When a word or phrase is typed into a search engine, the search engine has to somehow decide which sites are relevant to what was typed in and has to decide to somehow rank them in order. All search engines have different algorithms which place different emphasis on different things in the hope that they will each be better and deliver what the searcher is looking for. it is not uncomon to rank well in one search engine and not another. While search engines keep their ranking algorithms secret, there are a number of basics that they have in common.
One way to consider it, is that the search engines want the most relevant sites ranked higher, they want the most important sites ranked higher, and they want sites that are ‘gaming the system’ to be ranked lower. Based on this, the ranking algorthms could be considered, hypothetically and conceptually, to be a very complex version of the simple formula:
ranking = importance x relevance +/- quality signals
If each of these three components are considered seperatly, this knowledge can be used to help search engines appropriately rank sites.
Search engines want to rank the most important sites first. They all do this by considering the link popularity of a page (ie how many links there are to a site). Google call this PR or PageRank – other search engines don’t really have a name for it. The more links there are to a page or site, the search engines consider the page or site to be more important, so they will want to rank it higher. More emphasis is given by Google to links from higher PR sites and all search engines may give more emphasis to links that come from other important (authority or expert) sites or from sites that also rank high for the same keyword(s). There has been speculation, but no evidence that one-way links are better than reciprocal links. This is considered due to reciprocal exchanging of links is a sort of ‘i’ll vote for you if you vote for me‘, so could be artificially increasing the link popularity (ie importance of a site). There are number of complex theories or algorithms that have been speculated as being part of this, including the Hilltop theory and Topic Sensitive Page Rank. To increase the importance of a site, more links are needed, preferably from other important and high ranking sites.
Search engines want to try to rank the most relevant sites higher. To do that the search engine spider or crawler visits the site and sends its content back to the search engines data base for analysis to determine what the page is about. It asks something like, what keyword(s) is this page relevant to?
To be more relevant to a particular keyword(s) you need to help the search engines. The most important place for the keyword(s) that you are targeting for a particular page are:
- The title of the page
- H1 (heading tag)
- Highest density of the words in the text on the page, but still kept as low as possible with naturally flowing text (search engines are getting smarter and may be able to detect unnatural lists of keywords)
- In the anchor text of links (the text you click on) pointing to the page (from within your site and and from other sites)
These are the most important ways to help a search engine know what a page is about. There are other less important ways, such as the keyword meta tag, having some of the keywords in bold and italics, in the alt attribute of images, etc, but they often do not appear to carry as much weight as the above more important ways. Different search engines in their ranking algorithm give different emphasis on different aspects of these factors. For example, Google does appear to put much greater emphasis on the anchor text of incoming links (ie off-page factors), where as Yahoo appear to more emphasis on the on-page factors.

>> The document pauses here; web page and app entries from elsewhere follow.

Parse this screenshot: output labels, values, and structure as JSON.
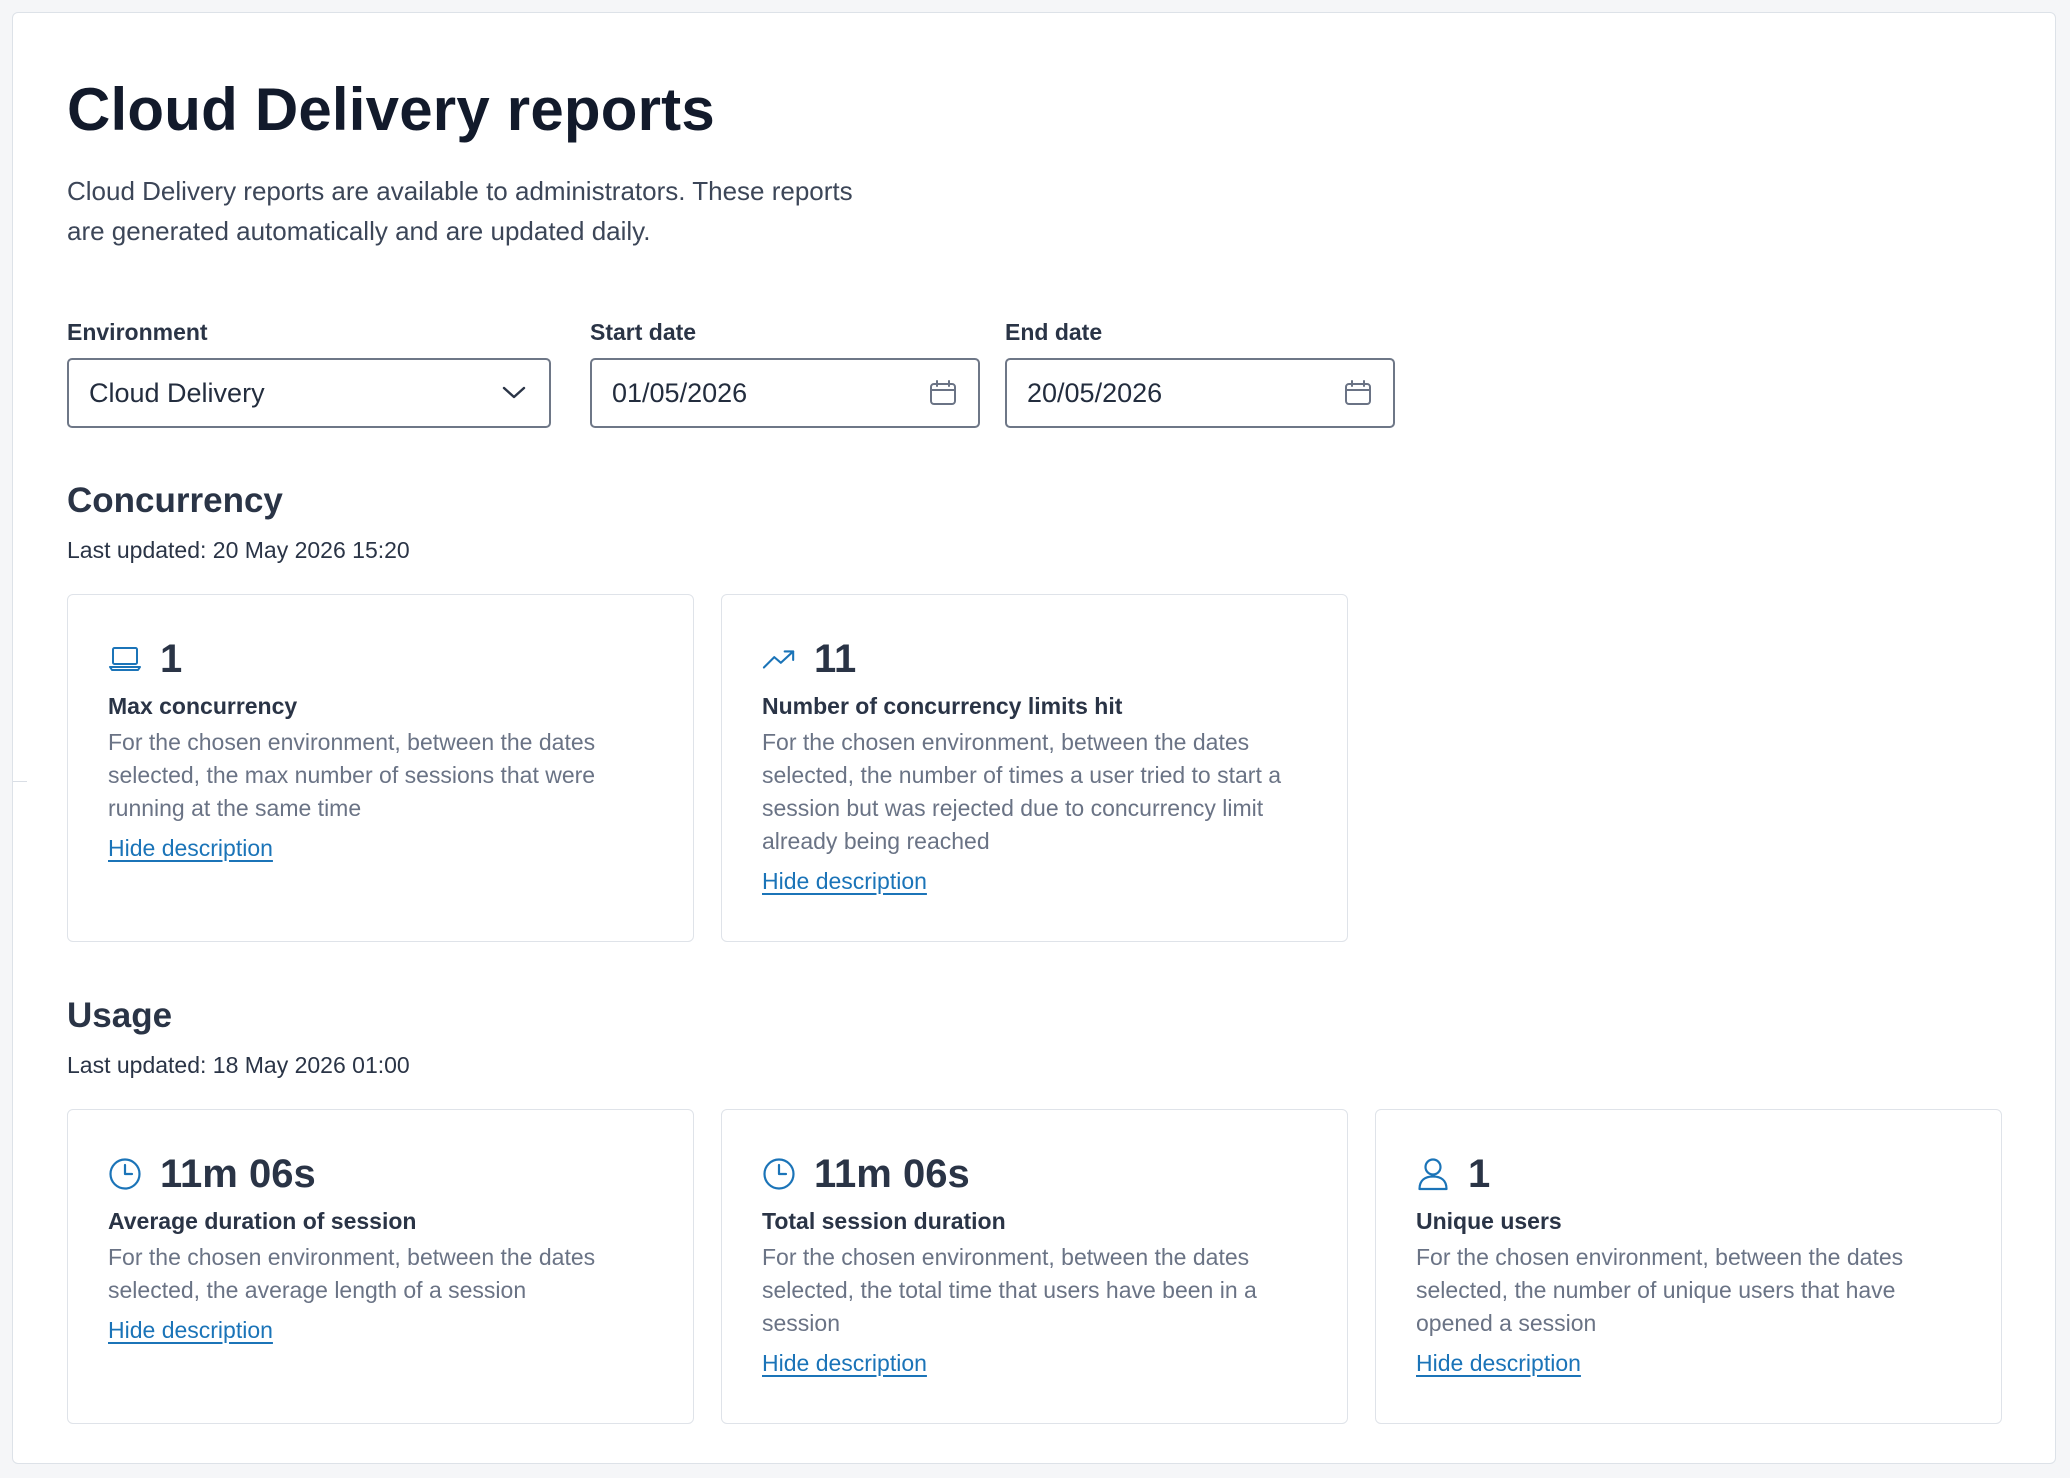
{
  "page": {
    "title": "Cloud Delivery reports",
    "intro": "Cloud Delivery reports are available to administrators. These reports are generated automatically and are updated daily."
  },
  "filters": {
    "environment": {
      "label": "Environment",
      "value": "Cloud Delivery",
      "icon": "chevron-down-icon"
    },
    "start_date": {
      "label": "Start date",
      "value": "01/05/2026",
      "icon": "calendar-icon"
    },
    "end_date": {
      "label": "End date",
      "value": "20/05/2026",
      "icon": "calendar-icon"
    }
  },
  "concurrency": {
    "heading": "Concurrency",
    "updated": "Last updated: 20 May 2026 15:20",
    "cards": [
      {
        "icon": "laptop-icon",
        "value": "1",
        "title": "Max concurrency",
        "description": "For the chosen environment, between the dates selected, the max number of sessions that were running at the same time",
        "link": "Hide description"
      },
      {
        "icon": "trending-up-icon",
        "value": "11",
        "title": "Number of concurrency limits hit",
        "description": "For the chosen environment, between the dates selected, the number of times a user tried to start a session but was rejected due to concurrency limit already being reached",
        "link": "Hide description"
      }
    ]
  },
  "usage": {
    "heading": "Usage",
    "updated": "Last updated: 18 May 2026 01:00",
    "cards": [
      {
        "icon": "clock-icon",
        "value": "11m 06s",
        "title": "Average duration of session",
        "description": "For the chosen environment, between the dates selected, the average length of a session",
        "link": "Hide description"
      },
      {
        "icon": "clock-icon",
        "value": "11m 06s",
        "title": "Total session duration",
        "description": "For the chosen environment, between the dates selected, the total time that users have been in a session",
        "link": "Hide description"
      },
      {
        "icon": "user-icon",
        "value": "1",
        "title": "Unique users",
        "description": "For the chosen environment, between the dates selected, the number of unique users that have opened a session",
        "link": "Hide description"
      }
    ]
  },
  "colors": {
    "accent": "#1b74b8",
    "text": "#2a3446",
    "muted": "#6a7385",
    "border": "#dfe3e9"
  }
}
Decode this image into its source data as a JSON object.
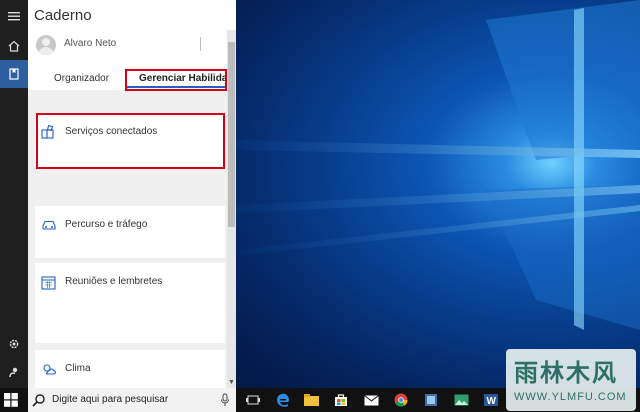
{
  "panel": {
    "title": "Caderno",
    "user_name": "Alvaro Neto",
    "tabs": [
      {
        "label": "Organizador",
        "active": false
      },
      {
        "label": "Gerenciar Habilidades",
        "active": true
      }
    ]
  },
  "cards": [
    {
      "label": "Serviços conectados",
      "icon": "connected-services-icon",
      "highlighted": true
    },
    {
      "label": "Percurso e tráfego",
      "icon": "car-icon"
    },
    {
      "label": "Reuniões e lembretes",
      "icon": "calendar-icon"
    },
    {
      "label": "Clima",
      "icon": "weather-icon"
    }
  ],
  "rail": {
    "items": [
      "hamburger-menu-icon",
      "notebook-icon",
      "home-icon",
      "settings-icon",
      "feedback-icon"
    ]
  },
  "taskbar": {
    "search_placeholder": "Digite aqui para pesquisar",
    "apps": [
      "task-view-icon",
      "edge-icon",
      "file-explorer-icon",
      "store-icon",
      "mail-icon",
      "chrome-icon",
      "app-icon",
      "photos-icon",
      "word-icon"
    ]
  },
  "watermark": {
    "logo": "雨林木风",
    "url": "WWW.YLMFU.COM"
  },
  "colors": {
    "accent": "#1f62c5",
    "highlight": "#d4001a",
    "rail": "#1f1f1f",
    "taskbar": "#111111"
  }
}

Other ways that search engines could also determine relevance is that if there are links to the page from pages or sites on a similar topic.
Search engines also want to look for quality signals from the site as part of the ranking formula, in the hope that better quality sites are ranked higher and poorer quality sites are ranked lower.
What might be some of the things that search engines could look at for a poorer quality signal (this does not mean they are actually doing this, but they could):
- are there any hints that the site is participating in spamy link exchanges?
- are they linking to ‘bad neighbour hoods’?
- are there other copies of the content elsewhere?
- are the linking to viagara or casino sites, and the site is not about viagara or casino?
- are they linking for the benefit of the user or for the benefit of search engine manipulation?
The final ranking:
Search engines want to take all these factors and a whole lot more and put them in the melting pot to rank a page in response to a search query according to a hypothetical formula of:
ranking = importance x relevance +/- quality signals
Knowledge of some of the basic factors that go into the formula can be used to understand a pages ranking and applied to improve it. All search engines weight different factors differently, which is obviously why the search results from each one is different. Just how well they are achieving the goal of ranking the more important and more relevant sites higher is certainly open to debate as everyones perception of relevance and importance will be different and there are always people gaming the system with spam.
NB – notice that search engine submission has nothing to do with how a search engine ranks a site.
Final word on content:
The quality of the content of a site is extremely important for the visitor to a site, but computer algorithms are dumb and can’t judge that, so “content” was not considered above in the hypothetical ranking formula. However, with good content, it will be easier to get other sites to link to you, so content has a significant indirect affect on the hypothetical ranking formula.
For more detail on optimizing a site for search engine ranking, we recommend Aaron Wall’s SEO Book.